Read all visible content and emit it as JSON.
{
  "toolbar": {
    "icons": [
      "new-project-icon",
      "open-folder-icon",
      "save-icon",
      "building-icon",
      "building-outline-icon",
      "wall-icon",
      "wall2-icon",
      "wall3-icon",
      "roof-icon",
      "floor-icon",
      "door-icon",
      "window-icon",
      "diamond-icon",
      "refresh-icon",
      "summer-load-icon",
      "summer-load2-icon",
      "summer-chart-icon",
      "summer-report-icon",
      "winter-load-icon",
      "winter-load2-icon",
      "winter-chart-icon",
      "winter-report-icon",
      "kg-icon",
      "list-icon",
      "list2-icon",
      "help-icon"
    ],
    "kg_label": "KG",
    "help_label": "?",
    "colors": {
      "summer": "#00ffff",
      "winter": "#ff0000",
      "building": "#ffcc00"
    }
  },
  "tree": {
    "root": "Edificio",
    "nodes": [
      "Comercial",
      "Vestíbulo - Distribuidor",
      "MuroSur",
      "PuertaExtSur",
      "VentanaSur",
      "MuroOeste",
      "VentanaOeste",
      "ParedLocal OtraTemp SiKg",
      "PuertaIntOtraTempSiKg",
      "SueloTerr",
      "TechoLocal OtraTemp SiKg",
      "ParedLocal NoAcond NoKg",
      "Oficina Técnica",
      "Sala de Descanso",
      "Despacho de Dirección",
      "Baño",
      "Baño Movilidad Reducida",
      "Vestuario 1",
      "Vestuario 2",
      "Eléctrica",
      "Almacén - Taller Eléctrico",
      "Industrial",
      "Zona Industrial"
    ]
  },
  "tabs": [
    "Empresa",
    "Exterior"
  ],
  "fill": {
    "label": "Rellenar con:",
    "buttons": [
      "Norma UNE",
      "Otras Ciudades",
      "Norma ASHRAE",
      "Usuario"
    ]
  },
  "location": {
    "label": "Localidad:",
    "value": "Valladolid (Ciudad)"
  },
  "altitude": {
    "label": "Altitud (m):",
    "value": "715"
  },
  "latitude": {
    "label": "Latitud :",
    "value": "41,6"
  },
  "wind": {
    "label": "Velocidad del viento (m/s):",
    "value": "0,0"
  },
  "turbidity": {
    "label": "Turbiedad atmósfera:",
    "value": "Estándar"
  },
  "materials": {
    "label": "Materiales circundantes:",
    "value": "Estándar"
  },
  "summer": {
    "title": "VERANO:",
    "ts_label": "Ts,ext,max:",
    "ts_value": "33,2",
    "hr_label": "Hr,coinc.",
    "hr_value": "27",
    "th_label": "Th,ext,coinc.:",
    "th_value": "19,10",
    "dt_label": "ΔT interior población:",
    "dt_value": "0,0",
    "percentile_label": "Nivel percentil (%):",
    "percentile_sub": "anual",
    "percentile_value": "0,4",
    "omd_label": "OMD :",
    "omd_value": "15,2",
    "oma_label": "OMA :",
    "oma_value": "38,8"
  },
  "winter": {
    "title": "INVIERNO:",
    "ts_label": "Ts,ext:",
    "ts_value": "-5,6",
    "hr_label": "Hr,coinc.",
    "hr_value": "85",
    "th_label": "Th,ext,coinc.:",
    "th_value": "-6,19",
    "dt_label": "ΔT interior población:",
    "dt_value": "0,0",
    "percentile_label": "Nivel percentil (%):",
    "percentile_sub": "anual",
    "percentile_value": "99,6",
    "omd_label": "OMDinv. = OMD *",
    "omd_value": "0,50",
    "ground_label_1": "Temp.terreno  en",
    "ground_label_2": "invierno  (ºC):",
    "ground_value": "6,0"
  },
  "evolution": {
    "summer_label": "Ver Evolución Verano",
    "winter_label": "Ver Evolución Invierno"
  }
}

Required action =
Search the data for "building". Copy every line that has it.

Solved exercise =
      "building-icon",
      "building-outline-icon",
      "building": "#ffcc00"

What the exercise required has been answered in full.